Read through the entries below and copy each line where "icon" turns up.

Excerpts from an interface dataset
—————

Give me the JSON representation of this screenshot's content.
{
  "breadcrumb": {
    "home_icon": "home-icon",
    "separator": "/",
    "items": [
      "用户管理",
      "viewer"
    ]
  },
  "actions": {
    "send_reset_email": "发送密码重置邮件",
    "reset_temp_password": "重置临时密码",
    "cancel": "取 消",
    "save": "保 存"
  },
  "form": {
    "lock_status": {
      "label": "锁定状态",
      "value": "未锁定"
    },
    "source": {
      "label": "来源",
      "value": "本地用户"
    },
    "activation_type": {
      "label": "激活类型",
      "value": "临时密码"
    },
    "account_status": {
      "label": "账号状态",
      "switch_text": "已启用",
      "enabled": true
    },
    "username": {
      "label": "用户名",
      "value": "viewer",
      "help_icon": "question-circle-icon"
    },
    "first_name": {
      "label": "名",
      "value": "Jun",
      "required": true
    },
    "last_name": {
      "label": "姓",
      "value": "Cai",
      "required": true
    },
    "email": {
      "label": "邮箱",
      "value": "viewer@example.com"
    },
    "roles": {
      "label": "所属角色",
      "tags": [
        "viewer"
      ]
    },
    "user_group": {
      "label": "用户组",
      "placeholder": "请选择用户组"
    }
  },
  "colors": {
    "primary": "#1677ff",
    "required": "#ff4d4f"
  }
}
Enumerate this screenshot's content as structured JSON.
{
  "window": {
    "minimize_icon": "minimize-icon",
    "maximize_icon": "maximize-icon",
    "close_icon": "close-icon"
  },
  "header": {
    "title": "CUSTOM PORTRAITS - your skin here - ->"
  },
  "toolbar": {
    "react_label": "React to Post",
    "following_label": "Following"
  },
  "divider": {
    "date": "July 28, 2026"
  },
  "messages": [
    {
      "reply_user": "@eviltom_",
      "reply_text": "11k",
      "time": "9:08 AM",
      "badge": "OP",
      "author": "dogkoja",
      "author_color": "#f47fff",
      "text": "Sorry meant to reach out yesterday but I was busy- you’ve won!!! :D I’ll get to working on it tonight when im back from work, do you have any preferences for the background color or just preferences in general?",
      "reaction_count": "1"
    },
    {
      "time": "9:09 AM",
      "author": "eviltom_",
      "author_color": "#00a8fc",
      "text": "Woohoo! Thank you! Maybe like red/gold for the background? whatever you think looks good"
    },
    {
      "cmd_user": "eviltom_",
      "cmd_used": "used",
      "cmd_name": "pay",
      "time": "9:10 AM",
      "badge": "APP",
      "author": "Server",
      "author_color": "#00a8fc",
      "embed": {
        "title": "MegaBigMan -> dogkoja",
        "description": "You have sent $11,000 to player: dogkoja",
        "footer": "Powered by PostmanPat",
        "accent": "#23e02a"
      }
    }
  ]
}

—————

- [WRITTEN ANSWER]
    "home_icon": "home-icon",
      "help_icon": "question-circle-icon"
    "minimize_icon": "minimize-icon",
    "maximize_icon": "maximize-icon",
    "close_icon": "close-icon"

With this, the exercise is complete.